Much of the confusion about the ongoing privacy wars online comes down to consumer ignorance on the matter. The Internet Advertising Bureau is hoping to change that with the campaign that launched today — set to reach every American online. But even confronted with the details of online advertising, will consumers listen?
Congress is currently investigating the practices employed by advertisers to track and serve advertising online. Rep. Rick Boucher (D-Va.) has said he plans
to introduce new federal legislation that would require companies to notify users
about online ad targeting, and in some circumstances, obtain their
explicit consent before using any of their personal information. But companies that use targeting have repeatedly argued that they need to follow consumer behavior online to make advertising more useful to consumers. And now they’re going directly to consumers to show how.
The new campaign, created pro bono by
WPP’s Schematic, consists of banner ads with copy like
“Advertising is creepy” and “Hey, this banner can tell where you live.
Mind if we come over and sell you stuff?”
Users that click through the ads and on the IAB’s Privacy Matters page, which contains information on targeting, different kinds of advertising and cookies.
More than a dozen publishers, including
Microsoft, Google’s YouTube, and AOL, have committed to donate a
combined 500 million impressions for the initiative.
The IAB thinks that that 500 million impressions will be able to

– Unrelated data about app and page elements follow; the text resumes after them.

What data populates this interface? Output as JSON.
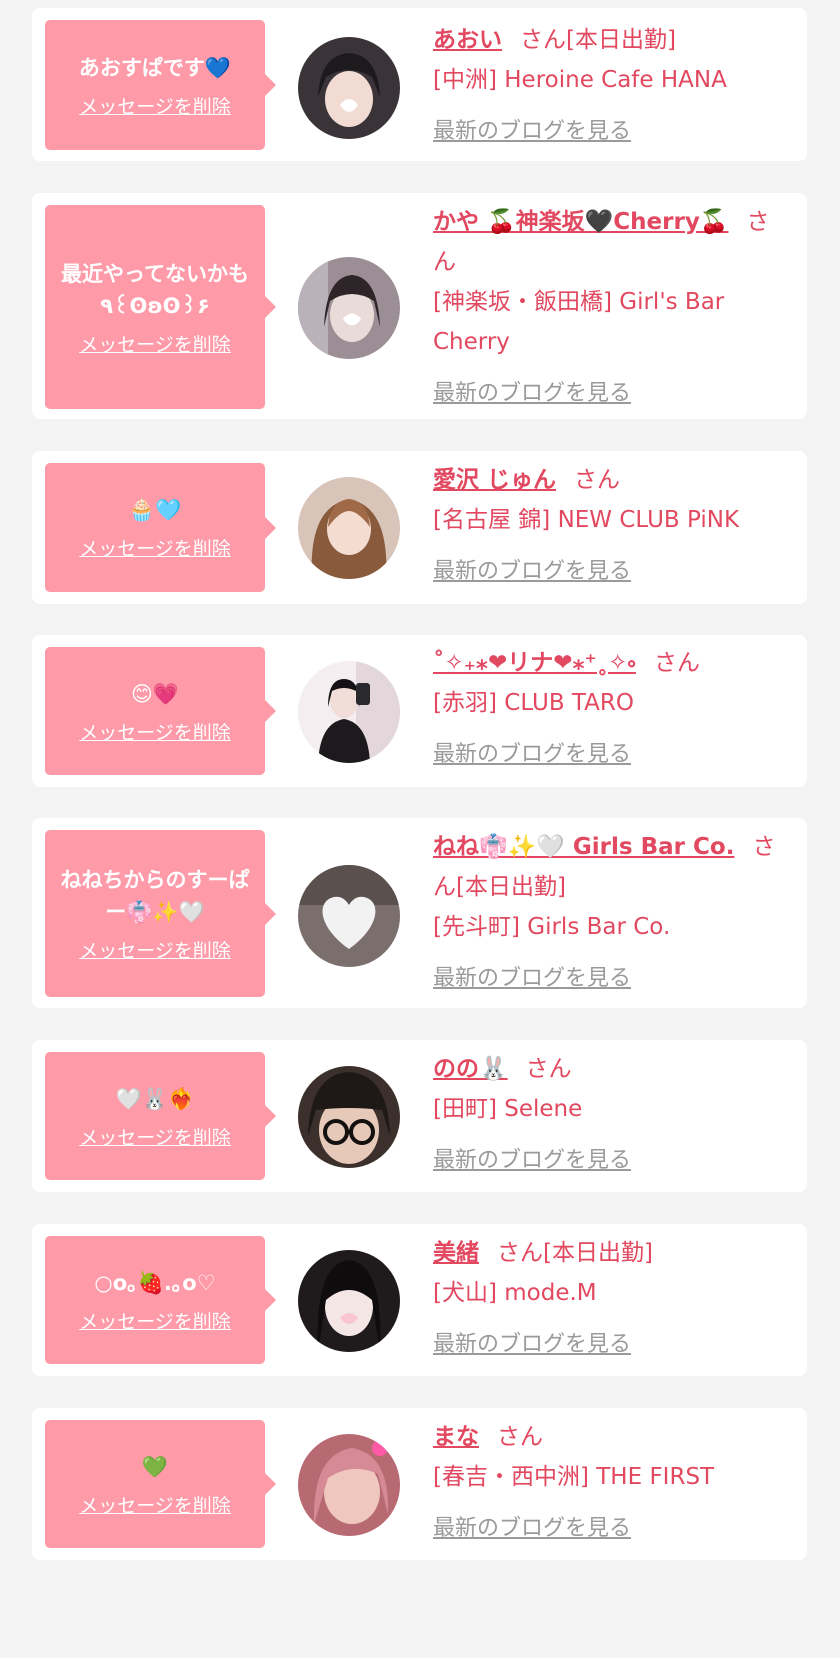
{
  "cards": [
    {
      "message": "あおすぱです💙",
      "delete_label": "メッセージを削除",
      "name": "あおい",
      "suffix": "さん[本日出勤]",
      "shop": "[中洲] Heroine Cafe HANA",
      "blog_label": "最新のブログを見る"
    },
    {
      "message": "最近やってないかも٩꒰ʘʚʘ꒱۶",
      "delete_label": "メッセージを削除",
      "name": "かや 🍒神楽坂🖤Cherry🍒",
      "suffix": "さん",
      "shop": "[神楽坂・飯田橋] Girl's Bar Cherry",
      "blog_label": "最新のブログを見る"
    },
    {
      "message": "🧁🩵",
      "delete_label": "メッセージを削除",
      "name": "愛沢 じゅん",
      "suffix": "さん",
      "shop": "[名古屋 錦] NEW CLUB PiNK",
      "blog_label": "最新のブログを見る"
    },
    {
      "message": "😊💗",
      "delete_label": "メッセージを削除",
      "name": "˚✧₊⁎❤︎リナ❤︎⁎⁺˳✧༚",
      "suffix": "さん",
      "shop": "[赤羽] CLUB TARO",
      "blog_label": "最新のブログを見る"
    },
    {
      "message": "ねねちからのすーぱー👘✨🤍",
      "delete_label": "メッセージを削除",
      "name": "ねね👘✨🤍 Girls Bar Co.",
      "suffix": "さん[本日出勤]",
      "shop": "[先斗町] Girls Bar Co.",
      "blog_label": "最新のブログを見る"
    },
    {
      "message": "🤍🐰❤️‍🔥",
      "delete_label": "メッセージを削除",
      "name": "のの🐰",
      "suffix": "さん",
      "shop": "[田町] Selene",
      "blog_label": "最新のブログを見る"
    },
    {
      "message": "○o｡🍓.｡o♡",
      "delete_label": "メッセージを削除",
      "name": "美緒",
      "suffix": "さん[本日出勤]",
      "shop": "[犬山] mode.M",
      "blog_label": "最新のブログを見る"
    },
    {
      "message": "💚",
      "delete_label": "メッセージを削除",
      "name": "まな",
      "suffix": "さん",
      "shop": "[春吉・西中洲] THE FIRST",
      "blog_label": "最新のブログを見る"
    }
  ],
  "avatars": [
    {
      "icon": "avatar-photo",
      "bg": "#3a3438"
    },
    {
      "icon": "avatar-photo",
      "bg": "#9b8f95"
    },
    {
      "icon": "avatar-photo",
      "bg": "#c9a58c"
    },
    {
      "icon": "avatar-photo",
      "bg": "#e9e1e3"
    },
    {
      "icon": "avatar-photo",
      "bg": "#7a6f6c"
    },
    {
      "icon": "avatar-photo",
      "bg": "#3b302c"
    },
    {
      "icon": "avatar-photo",
      "bg": "#1f1b1d"
    },
    {
      "icon": "avatar-photo",
      "bg": "#b86a72"
    }
  ]
}
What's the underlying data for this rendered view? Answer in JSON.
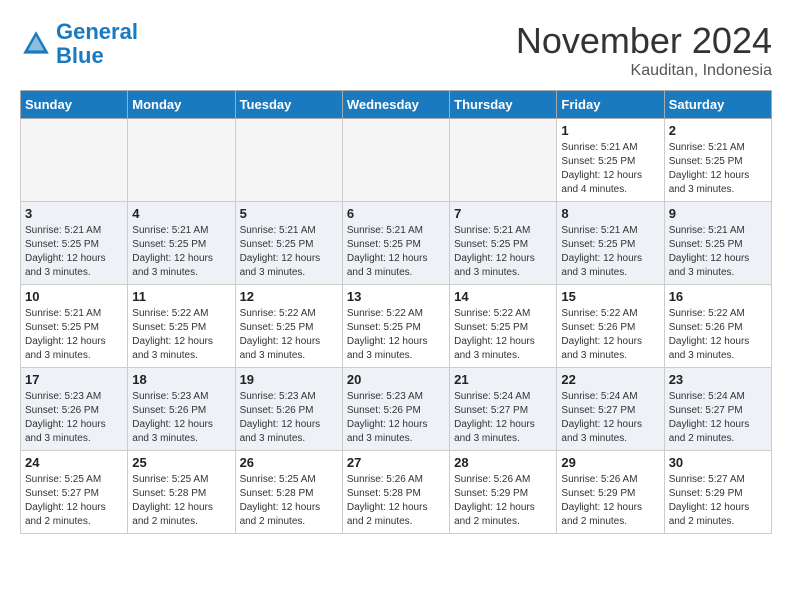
{
  "header": {
    "logo_line1": "General",
    "logo_line2": "Blue",
    "month": "November 2024",
    "location": "Kauditan, Indonesia"
  },
  "weekdays": [
    "Sunday",
    "Monday",
    "Tuesday",
    "Wednesday",
    "Thursday",
    "Friday",
    "Saturday"
  ],
  "weeks": [
    [
      {
        "day": "",
        "info": ""
      },
      {
        "day": "",
        "info": ""
      },
      {
        "day": "",
        "info": ""
      },
      {
        "day": "",
        "info": ""
      },
      {
        "day": "",
        "info": ""
      },
      {
        "day": "1",
        "info": "Sunrise: 5:21 AM\nSunset: 5:25 PM\nDaylight: 12 hours\nand 4 minutes."
      },
      {
        "day": "2",
        "info": "Sunrise: 5:21 AM\nSunset: 5:25 PM\nDaylight: 12 hours\nand 3 minutes."
      }
    ],
    [
      {
        "day": "3",
        "info": "Sunrise: 5:21 AM\nSunset: 5:25 PM\nDaylight: 12 hours\nand 3 minutes."
      },
      {
        "day": "4",
        "info": "Sunrise: 5:21 AM\nSunset: 5:25 PM\nDaylight: 12 hours\nand 3 minutes."
      },
      {
        "day": "5",
        "info": "Sunrise: 5:21 AM\nSunset: 5:25 PM\nDaylight: 12 hours\nand 3 minutes."
      },
      {
        "day": "6",
        "info": "Sunrise: 5:21 AM\nSunset: 5:25 PM\nDaylight: 12 hours\nand 3 minutes."
      },
      {
        "day": "7",
        "info": "Sunrise: 5:21 AM\nSunset: 5:25 PM\nDaylight: 12 hours\nand 3 minutes."
      },
      {
        "day": "8",
        "info": "Sunrise: 5:21 AM\nSunset: 5:25 PM\nDaylight: 12 hours\nand 3 minutes."
      },
      {
        "day": "9",
        "info": "Sunrise: 5:21 AM\nSunset: 5:25 PM\nDaylight: 12 hours\nand 3 minutes."
      }
    ],
    [
      {
        "day": "10",
        "info": "Sunrise: 5:21 AM\nSunset: 5:25 PM\nDaylight: 12 hours\nand 3 minutes."
      },
      {
        "day": "11",
        "info": "Sunrise: 5:22 AM\nSunset: 5:25 PM\nDaylight: 12 hours\nand 3 minutes."
      },
      {
        "day": "12",
        "info": "Sunrise: 5:22 AM\nSunset: 5:25 PM\nDaylight: 12 hours\nand 3 minutes."
      },
      {
        "day": "13",
        "info": "Sunrise: 5:22 AM\nSunset: 5:25 PM\nDaylight: 12 hours\nand 3 minutes."
      },
      {
        "day": "14",
        "info": "Sunrise: 5:22 AM\nSunset: 5:25 PM\nDaylight: 12 hours\nand 3 minutes."
      },
      {
        "day": "15",
        "info": "Sunrise: 5:22 AM\nSunset: 5:26 PM\nDaylight: 12 hours\nand 3 minutes."
      },
      {
        "day": "16",
        "info": "Sunrise: 5:22 AM\nSunset: 5:26 PM\nDaylight: 12 hours\nand 3 minutes."
      }
    ],
    [
      {
        "day": "17",
        "info": "Sunrise: 5:23 AM\nSunset: 5:26 PM\nDaylight: 12 hours\nand 3 minutes."
      },
      {
        "day": "18",
        "info": "Sunrise: 5:23 AM\nSunset: 5:26 PM\nDaylight: 12 hours\nand 3 minutes."
      },
      {
        "day": "19",
        "info": "Sunrise: 5:23 AM\nSunset: 5:26 PM\nDaylight: 12 hours\nand 3 minutes."
      },
      {
        "day": "20",
        "info": "Sunrise: 5:23 AM\nSunset: 5:26 PM\nDaylight: 12 hours\nand 3 minutes."
      },
      {
        "day": "21",
        "info": "Sunrise: 5:24 AM\nSunset: 5:27 PM\nDaylight: 12 hours\nand 3 minutes."
      },
      {
        "day": "22",
        "info": "Sunrise: 5:24 AM\nSunset: 5:27 PM\nDaylight: 12 hours\nand 3 minutes."
      },
      {
        "day": "23",
        "info": "Sunrise: 5:24 AM\nSunset: 5:27 PM\nDaylight: 12 hours\nand 2 minutes."
      }
    ],
    [
      {
        "day": "24",
        "info": "Sunrise: 5:25 AM\nSunset: 5:27 PM\nDaylight: 12 hours\nand 2 minutes."
      },
      {
        "day": "25",
        "info": "Sunrise: 5:25 AM\nSunset: 5:28 PM\nDaylight: 12 hours\nand 2 minutes."
      },
      {
        "day": "26",
        "info": "Sunrise: 5:25 AM\nSunset: 5:28 PM\nDaylight: 12 hours\nand 2 minutes."
      },
      {
        "day": "27",
        "info": "Sunrise: 5:26 AM\nSunset: 5:28 PM\nDaylight: 12 hours\nand 2 minutes."
      },
      {
        "day": "28",
        "info": "Sunrise: 5:26 AM\nSunset: 5:29 PM\nDaylight: 12 hours\nand 2 minutes."
      },
      {
        "day": "29",
        "info": "Sunrise: 5:26 AM\nSunset: 5:29 PM\nDaylight: 12 hours\nand 2 minutes."
      },
      {
        "day": "30",
        "info": "Sunrise: 5:27 AM\nSunset: 5:29 PM\nDaylight: 12 hours\nand 2 minutes."
      }
    ]
  ]
}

reach every American online, but sees this campaign as just the
beginning of efforts to educate consumers on the details of online
advertising. The group expects agencies to produce more pro bono PSAs
in 2010 and plans to raise money to buy premium placements on major
As AdAge writes:
“Ironically, the ads themselves won’t be targeted, or even frequency-capped, so they’ll be hitting consumers early and often.”
The ads are part of an ongoing campaign by the online advertising industry to inform consumers about how their private information is actually used online. When consumers — and legislators — hear talk about user information being used online, they often respond negatively without listening to the details of how it works — or how they can benefit from advertisers knowing some of their demographic data and browsing history.
Lots of advertising companies argue that they use targeting in legitimate ways and are tired of being lumped together with internet scams, spam, spyware and malware whenever the subject of privacy comes up. But there are plenty of privacy advocates that think advertisers aren’t sharing the whole story.
Jeff Chester, Privacy advocate and executive director of the Center for Digital Democracy, tells MediaPost of the new campaign ads:
“They are ignoring the growing
consensus that cookies and IP addresses are personally identifiable.”
But even if the information is correct, an all-out campaign to inform consumers has no guarantee of actually reaching them. A test of the campaign in late October and early November yielded a click-through rate of 0.5%.
Many consumers have shown through their browsing history that they don’t care to read the fine print — and even bold print — about their personal privacy. That’s why the movement for legislation has been gaining steam. If consumers don’t take the time to make decisions about their personal privacy, the argument goes, then Congress will have to do it for them.
The advertising industry believes that when consumers are informed about the legitimate ways their information is used online, they will be comfortable with sharing. But unfortunately for online advertisers, there’s no guarantee consumers will read the details.